It was a bit surprising that the games did not have more thematic elements. Aside from a few decorations in the frame and the balloons that contain thematic characters, there’s not much connection to the app’s videos. Developers may want to consider adding more connections, since this would be a great opportunity to build memory and recognition skills.
Heroes of the City Baby App will certainly entertain young children for a while, but the videos are short, and some will tire of them fairly quickly. The games are simple and repetitive, and once a child has mastered the skills involved, they are also not likely to hold interest for long. It would perhaps improve things if the rewards for correct responses were a bit more noticeable; at present, stars light up at the top of the screen, and the sequence begins again after 10 stars on the balloon game, and the shape matching game shows the same fireworks animation every time a set of shapes are matched correctly.
The app does fulfill its self-proclaimed mission of teaching basic tablet usage skills, but there is some question about whether this is valuable for such young children. Certainly they can play the same games with tangible, real-world items and perhaps get more benefit in the long run.
This app is free, and so is a good value even if your child loses interest after a few weeks. The skills that the activities focus on are good, solid readiness skills that every child needs to master for later academic success, and the drawing game will offer an outlet for self-expression and creativity. All in all, it’s a good app to check out, especially if your child is just starting to use an iPad.
Heroes of the City Baby App is very child friendly. There are no outside advertisements, no in-app purchases, and no links to social media. A parents’ section is well protected by a system where number words must be read and then pressed in order. It contains information about the app developers, a link to their website, and links to download related apps from the App Store.
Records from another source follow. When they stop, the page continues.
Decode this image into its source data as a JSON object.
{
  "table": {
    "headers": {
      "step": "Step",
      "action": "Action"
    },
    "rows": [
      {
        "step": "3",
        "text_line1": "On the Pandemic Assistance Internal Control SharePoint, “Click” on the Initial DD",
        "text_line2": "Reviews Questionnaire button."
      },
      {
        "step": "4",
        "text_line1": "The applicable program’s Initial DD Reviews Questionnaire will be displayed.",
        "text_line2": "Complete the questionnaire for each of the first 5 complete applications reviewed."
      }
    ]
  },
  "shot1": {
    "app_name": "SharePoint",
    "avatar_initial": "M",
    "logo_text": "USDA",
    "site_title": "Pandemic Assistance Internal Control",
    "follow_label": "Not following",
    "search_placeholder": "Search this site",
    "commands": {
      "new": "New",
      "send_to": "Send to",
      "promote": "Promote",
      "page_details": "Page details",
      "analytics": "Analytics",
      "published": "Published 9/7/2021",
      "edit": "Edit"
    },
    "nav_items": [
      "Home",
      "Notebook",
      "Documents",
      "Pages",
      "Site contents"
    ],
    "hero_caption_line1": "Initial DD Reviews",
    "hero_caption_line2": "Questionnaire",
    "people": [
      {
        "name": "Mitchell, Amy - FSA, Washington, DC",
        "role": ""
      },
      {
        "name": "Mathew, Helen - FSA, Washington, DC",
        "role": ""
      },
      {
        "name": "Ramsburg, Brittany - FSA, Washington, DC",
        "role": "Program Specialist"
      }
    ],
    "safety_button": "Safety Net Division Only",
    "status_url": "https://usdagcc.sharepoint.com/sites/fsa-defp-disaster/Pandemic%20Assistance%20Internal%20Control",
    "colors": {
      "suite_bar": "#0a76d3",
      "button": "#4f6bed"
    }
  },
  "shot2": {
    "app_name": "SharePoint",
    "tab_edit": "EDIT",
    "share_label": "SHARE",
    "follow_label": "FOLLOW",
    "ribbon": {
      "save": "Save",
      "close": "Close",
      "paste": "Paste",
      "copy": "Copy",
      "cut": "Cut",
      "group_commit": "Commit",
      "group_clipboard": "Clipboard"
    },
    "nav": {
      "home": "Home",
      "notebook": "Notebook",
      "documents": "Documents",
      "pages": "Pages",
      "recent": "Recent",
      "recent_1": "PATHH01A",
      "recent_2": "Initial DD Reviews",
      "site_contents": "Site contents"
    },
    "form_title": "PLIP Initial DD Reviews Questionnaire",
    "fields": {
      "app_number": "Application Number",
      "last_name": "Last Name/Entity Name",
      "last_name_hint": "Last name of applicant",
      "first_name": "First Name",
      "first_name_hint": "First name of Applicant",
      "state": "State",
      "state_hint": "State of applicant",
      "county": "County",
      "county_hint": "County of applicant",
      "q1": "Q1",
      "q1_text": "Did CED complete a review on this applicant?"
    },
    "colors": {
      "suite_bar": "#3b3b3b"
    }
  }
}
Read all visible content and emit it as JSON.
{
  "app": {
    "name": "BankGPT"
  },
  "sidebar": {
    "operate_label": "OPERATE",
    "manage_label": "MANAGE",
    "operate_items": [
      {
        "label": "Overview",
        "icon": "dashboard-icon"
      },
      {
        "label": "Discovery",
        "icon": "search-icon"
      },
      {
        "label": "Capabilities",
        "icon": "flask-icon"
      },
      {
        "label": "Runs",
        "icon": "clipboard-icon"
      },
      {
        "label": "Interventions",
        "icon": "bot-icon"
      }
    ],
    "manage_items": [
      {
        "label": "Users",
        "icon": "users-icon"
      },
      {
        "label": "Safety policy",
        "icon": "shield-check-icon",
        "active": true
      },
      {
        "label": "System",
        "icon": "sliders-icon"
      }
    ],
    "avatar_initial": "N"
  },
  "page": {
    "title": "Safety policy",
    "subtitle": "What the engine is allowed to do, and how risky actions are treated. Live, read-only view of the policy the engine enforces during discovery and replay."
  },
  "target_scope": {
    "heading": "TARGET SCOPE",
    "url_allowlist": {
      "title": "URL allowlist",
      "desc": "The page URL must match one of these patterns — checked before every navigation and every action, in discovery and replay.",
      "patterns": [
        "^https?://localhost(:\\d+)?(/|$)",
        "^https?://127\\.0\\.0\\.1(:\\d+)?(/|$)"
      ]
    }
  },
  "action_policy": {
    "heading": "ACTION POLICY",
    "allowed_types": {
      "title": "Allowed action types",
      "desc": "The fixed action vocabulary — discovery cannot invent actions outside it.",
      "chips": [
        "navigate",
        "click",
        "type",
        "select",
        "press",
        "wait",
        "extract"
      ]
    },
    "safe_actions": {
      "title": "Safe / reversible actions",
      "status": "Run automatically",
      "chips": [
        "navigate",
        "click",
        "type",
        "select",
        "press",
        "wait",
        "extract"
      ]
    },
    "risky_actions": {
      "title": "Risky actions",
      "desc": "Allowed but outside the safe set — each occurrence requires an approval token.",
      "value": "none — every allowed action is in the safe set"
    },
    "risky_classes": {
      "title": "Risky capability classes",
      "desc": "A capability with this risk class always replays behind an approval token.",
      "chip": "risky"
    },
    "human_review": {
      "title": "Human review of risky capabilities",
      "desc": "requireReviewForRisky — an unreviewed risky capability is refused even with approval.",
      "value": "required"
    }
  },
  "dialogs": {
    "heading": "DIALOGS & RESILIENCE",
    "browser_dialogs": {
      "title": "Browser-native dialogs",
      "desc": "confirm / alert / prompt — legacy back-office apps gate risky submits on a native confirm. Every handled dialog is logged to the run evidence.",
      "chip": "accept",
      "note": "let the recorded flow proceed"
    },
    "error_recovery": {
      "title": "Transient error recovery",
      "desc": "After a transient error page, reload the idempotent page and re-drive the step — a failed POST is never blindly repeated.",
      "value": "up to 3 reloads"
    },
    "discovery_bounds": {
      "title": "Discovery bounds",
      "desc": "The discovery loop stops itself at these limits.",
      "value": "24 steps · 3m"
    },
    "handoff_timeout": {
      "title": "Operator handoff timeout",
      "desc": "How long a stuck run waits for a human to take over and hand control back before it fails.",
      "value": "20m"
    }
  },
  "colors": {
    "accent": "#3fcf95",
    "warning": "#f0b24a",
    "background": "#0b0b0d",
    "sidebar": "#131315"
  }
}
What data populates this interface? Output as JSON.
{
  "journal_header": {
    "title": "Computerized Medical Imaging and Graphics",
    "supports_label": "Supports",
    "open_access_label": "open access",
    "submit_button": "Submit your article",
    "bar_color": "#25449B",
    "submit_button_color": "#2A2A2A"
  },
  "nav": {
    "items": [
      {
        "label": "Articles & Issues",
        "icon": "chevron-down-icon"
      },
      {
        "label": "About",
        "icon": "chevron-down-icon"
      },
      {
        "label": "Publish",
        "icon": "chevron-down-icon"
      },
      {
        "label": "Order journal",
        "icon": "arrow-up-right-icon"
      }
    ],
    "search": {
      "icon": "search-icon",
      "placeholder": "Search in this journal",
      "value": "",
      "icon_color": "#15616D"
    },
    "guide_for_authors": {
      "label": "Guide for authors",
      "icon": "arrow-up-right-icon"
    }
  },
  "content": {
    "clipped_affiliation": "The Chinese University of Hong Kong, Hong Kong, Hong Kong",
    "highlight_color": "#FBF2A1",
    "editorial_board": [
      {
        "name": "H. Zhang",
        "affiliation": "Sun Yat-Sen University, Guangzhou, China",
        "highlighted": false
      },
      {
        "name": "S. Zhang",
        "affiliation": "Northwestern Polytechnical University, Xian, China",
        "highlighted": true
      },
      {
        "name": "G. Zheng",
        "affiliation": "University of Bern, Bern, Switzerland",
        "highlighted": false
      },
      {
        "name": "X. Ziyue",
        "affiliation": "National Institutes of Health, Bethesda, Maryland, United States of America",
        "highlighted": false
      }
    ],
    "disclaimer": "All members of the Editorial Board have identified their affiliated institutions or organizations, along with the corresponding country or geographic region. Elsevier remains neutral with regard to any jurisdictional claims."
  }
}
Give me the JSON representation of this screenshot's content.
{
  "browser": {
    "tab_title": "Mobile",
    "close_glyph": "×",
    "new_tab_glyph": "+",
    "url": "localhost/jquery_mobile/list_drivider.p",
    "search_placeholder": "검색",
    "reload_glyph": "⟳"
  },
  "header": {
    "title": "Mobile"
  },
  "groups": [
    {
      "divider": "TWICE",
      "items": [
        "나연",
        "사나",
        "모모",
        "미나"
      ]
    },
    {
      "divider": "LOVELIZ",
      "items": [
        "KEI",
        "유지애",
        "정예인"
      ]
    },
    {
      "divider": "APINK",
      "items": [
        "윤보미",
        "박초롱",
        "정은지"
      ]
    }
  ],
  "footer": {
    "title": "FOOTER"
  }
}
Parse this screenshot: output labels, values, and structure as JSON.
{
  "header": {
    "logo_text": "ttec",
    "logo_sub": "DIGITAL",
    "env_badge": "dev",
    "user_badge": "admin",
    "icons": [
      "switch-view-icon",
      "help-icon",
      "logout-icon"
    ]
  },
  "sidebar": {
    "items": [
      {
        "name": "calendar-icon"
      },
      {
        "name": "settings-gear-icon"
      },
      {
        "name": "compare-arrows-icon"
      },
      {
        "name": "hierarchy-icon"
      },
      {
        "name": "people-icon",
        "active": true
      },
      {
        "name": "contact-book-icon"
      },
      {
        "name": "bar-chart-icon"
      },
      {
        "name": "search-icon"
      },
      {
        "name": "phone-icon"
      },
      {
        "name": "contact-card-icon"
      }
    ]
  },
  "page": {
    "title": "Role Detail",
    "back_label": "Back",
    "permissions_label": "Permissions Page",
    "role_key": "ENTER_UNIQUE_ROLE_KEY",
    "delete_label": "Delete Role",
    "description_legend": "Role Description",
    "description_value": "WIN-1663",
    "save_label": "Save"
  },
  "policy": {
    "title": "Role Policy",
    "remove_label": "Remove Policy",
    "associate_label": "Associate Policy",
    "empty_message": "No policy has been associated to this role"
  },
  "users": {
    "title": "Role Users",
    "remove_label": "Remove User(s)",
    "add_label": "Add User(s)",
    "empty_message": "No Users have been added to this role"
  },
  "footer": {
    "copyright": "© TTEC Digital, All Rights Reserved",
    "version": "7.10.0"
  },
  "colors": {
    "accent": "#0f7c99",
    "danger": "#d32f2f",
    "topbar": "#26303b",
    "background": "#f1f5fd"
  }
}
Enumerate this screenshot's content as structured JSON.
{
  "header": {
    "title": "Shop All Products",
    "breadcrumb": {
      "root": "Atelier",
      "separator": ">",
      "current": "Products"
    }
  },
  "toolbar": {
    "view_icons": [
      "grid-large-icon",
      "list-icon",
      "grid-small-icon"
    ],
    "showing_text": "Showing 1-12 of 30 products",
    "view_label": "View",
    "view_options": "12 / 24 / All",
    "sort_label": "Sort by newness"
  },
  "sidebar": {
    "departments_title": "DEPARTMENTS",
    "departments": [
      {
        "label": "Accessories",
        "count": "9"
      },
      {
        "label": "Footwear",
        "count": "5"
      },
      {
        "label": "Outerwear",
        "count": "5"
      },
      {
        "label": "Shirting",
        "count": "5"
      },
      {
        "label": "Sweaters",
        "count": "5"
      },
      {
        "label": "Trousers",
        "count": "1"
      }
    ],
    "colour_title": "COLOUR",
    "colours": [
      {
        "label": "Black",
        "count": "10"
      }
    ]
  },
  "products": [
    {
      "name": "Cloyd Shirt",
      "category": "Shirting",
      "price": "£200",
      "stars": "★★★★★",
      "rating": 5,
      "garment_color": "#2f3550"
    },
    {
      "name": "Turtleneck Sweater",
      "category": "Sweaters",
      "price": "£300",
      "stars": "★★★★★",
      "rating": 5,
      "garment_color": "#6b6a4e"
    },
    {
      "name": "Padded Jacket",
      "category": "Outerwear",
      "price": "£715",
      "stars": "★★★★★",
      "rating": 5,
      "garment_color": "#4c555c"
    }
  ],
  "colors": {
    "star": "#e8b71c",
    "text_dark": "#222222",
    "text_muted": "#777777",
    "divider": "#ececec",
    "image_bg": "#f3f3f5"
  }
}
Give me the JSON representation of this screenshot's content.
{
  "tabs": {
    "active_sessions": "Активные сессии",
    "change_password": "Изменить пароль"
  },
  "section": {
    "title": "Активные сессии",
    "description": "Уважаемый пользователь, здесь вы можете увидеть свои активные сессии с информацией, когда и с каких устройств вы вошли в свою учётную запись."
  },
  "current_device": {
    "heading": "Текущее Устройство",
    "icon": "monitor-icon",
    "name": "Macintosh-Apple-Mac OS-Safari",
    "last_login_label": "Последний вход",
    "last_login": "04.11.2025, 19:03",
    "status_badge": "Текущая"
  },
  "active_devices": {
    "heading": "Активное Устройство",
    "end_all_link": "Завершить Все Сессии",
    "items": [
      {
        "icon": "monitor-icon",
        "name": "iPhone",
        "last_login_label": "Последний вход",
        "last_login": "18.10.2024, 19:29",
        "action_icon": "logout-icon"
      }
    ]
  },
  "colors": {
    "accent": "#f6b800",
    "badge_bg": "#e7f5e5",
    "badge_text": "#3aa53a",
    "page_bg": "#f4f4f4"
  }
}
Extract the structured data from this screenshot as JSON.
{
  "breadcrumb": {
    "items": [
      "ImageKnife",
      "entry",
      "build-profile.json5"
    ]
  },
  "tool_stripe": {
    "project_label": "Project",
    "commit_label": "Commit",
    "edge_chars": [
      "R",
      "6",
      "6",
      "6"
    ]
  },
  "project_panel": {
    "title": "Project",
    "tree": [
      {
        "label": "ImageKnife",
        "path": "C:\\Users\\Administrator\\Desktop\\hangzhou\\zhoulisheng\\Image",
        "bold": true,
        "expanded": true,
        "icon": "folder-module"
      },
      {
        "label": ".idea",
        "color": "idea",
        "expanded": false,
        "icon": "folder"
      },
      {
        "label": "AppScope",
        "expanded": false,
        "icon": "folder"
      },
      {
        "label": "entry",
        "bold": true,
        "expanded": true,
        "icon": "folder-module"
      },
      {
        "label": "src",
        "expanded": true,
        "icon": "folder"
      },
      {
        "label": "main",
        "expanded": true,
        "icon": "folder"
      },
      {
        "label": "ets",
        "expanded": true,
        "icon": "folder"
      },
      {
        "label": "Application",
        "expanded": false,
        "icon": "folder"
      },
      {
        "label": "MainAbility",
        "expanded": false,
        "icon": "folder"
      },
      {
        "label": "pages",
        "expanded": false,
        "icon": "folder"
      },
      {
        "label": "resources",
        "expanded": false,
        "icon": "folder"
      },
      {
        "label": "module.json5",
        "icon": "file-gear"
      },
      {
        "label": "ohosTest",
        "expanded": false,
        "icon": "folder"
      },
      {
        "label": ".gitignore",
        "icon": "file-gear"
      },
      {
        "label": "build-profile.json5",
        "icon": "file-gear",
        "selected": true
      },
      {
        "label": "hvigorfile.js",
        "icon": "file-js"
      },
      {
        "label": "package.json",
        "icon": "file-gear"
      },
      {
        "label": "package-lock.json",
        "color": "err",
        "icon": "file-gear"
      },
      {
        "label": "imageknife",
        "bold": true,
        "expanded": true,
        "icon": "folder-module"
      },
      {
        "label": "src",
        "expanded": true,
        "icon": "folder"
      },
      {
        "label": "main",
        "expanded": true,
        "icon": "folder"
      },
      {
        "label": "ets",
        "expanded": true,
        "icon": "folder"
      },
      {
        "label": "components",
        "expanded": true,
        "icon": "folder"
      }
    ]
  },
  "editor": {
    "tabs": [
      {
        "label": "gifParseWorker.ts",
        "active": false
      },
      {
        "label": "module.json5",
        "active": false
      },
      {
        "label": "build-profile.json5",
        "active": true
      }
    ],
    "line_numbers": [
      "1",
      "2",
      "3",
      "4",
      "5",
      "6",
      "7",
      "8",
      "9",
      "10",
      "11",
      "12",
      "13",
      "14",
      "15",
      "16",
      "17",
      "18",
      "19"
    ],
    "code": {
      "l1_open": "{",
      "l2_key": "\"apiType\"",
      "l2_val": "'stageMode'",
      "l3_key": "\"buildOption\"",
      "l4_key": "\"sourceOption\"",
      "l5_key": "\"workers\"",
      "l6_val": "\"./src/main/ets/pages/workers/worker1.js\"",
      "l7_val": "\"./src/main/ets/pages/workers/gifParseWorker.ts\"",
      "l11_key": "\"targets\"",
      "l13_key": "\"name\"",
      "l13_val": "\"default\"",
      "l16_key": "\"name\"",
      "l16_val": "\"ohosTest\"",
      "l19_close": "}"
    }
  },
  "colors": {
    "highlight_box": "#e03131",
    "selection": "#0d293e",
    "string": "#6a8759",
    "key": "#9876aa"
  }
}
One minor concern is that the language switch (between British English and Swedish) is open and accessible, and perhaps in a location that makes it particularly susceptible to accidental taps (the lower left corner of the screen). It would be easy (and very frustrating) for a young user to accidentally switch the languages and find themselves listening to the videos in an unknown language.